Blackboard gets committee’s recommendation

Starting this summer, students may begin using an updated version of WebCT to do their online coursework.

Starting this summer, students may begin using an updated version of WebCT to do their online coursework.

The faculty and staff Advisory Committee on Academic Information Technologies has recommended that the university use Blackboard 6, the most recent version of WebCT, starting this summer. Blackboard was a competing company before it merged with WebCT last year.

The final decision will be made in the next month or so by Provost Roy Koch, Lindsay Desrochers, the vice president of administration and finance, and Mark Gregory, the associate vice president for strategic planning, partnerships and technology, Gregory said.

Students will notice the change, according to Bart Massey, an associate professor in engineering and computer science.

“This was a real, thoughtful process,” said Gregory, “with little division of opinion.”

Gregory said that the current cost for WebCT is $40,000 per year. He said he could not disclose the upcoming costs for Blackboard because the contract is still being negotiated.

A seven-person subcommittee considered whether the school was ready to transition completely to Samla, an open-source tool that allows on-going modifications to be made by the university’s own Information Technology staff.

Choosing Blackboard, Gregory said, would ensure a smooth transition, since Blackboard 6 will look and feel familiar to users of WebCT.

Blackboard is, however, a more expensive commercial route, Gregory said. “This is the high-service, high-cost route, I’d say.”

Candyce Reynolds, director of mentor programs, said that she was the only person in the subcommittee to cast a dissenting vote-a “no” vote for Blackboard.

“We recommended a process rather than a product at this point,” Reynolds said. “I am afraid that this vote will be taken as a recommendation of Blackboard.”

Reynolds said that the subcommittee was hesitant to endorse Blackboard because the Samla experiment had not been a failure. The group recommended continuing to fund ePortfolios and devote further funding to exploring open-source options over the next three years, keeping options open.

“No one’s very happy with Blackboard,” said Massey, “but it buys us functionality in the meantime. We need to get a stopgap in place.”

Technical support for the current version of WebCT will not be available next year, so a timely decision was especially important, Gregory said.

Members of the subcommittee said that while Portland State might choose an open-source, self-administered tool in the future, endorsing Blackboard was the right thing to do with the time frame they were given.

Mark Jenkins, the director of extended studies, was the chair of the subcommittee that drafted the recommendation that the full committee considered.

“If this is going to be an OS [open-source] campus,” Jenkins said, “then that has to be part of the strategy overall.”

Gregory said that Portland State may yet become an open-source campus, and that both committees were asking questions about the university’s future that remain unanswered.

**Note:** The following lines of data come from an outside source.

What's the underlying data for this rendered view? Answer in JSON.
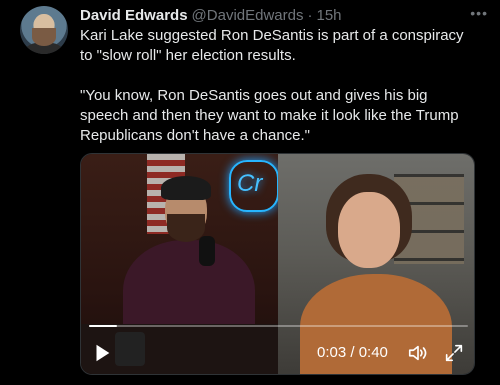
{
  "author": {
    "name": "David Edwards",
    "handle": "@DavidEdwards",
    "separator": "·",
    "time": "15h"
  },
  "more_label": "•••",
  "tweet": {
    "paragraphs": [
      "Kari Lake suggested Ron DeSantis is part of a conspiracy to \"slow roll\" her election results.",
      "\"You know, Ron DeSantis goes out and gives his big speech and then they want to make it look like the Trump Republicans don't have a chance.\""
    ]
  },
  "video": {
    "neon_sign": "Cr",
    "progress": 0.075,
    "time_display": "0:03 / 0:40"
  },
  "icons": {
    "play": "play-icon",
    "volume": "volume-icon",
    "fullscreen": "fullscreen-icon",
    "more": "more-icon"
  },
  "colors": {
    "background": "#000000",
    "text": "#e7e9ea",
    "muted": "#71767b",
    "border": "#2f3336"
  }
}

“Do we want to take the risk of being cutting-edge but have a user experience that is flaky?” Gregory said. “The path we’ve chosen is the tested one. But it costs more and won’t be super innovative.”

Pilot courses have been taught using Samla for three years, allowing students and staff to give the committee feedback about its effectiveness.

Massey, who called himself the “techie guy” of the subcommittee, said that the decision was particularly complex.

“The university has such big plans,” Massey said. “We just don’t have the resources to make them happen right now.”

Reynolds is concerned that after students and faculty have assimilated themselves into Blackboard, they will be less likely to want to try other, open-source options.

Having used Samla for the classes she teaches, Reynolds said that faculty, like herself, might be hesitant to change again once Blackboard has been implemented.

“You get used to how things work,” Reynolds said. “I know I don’t want to change.”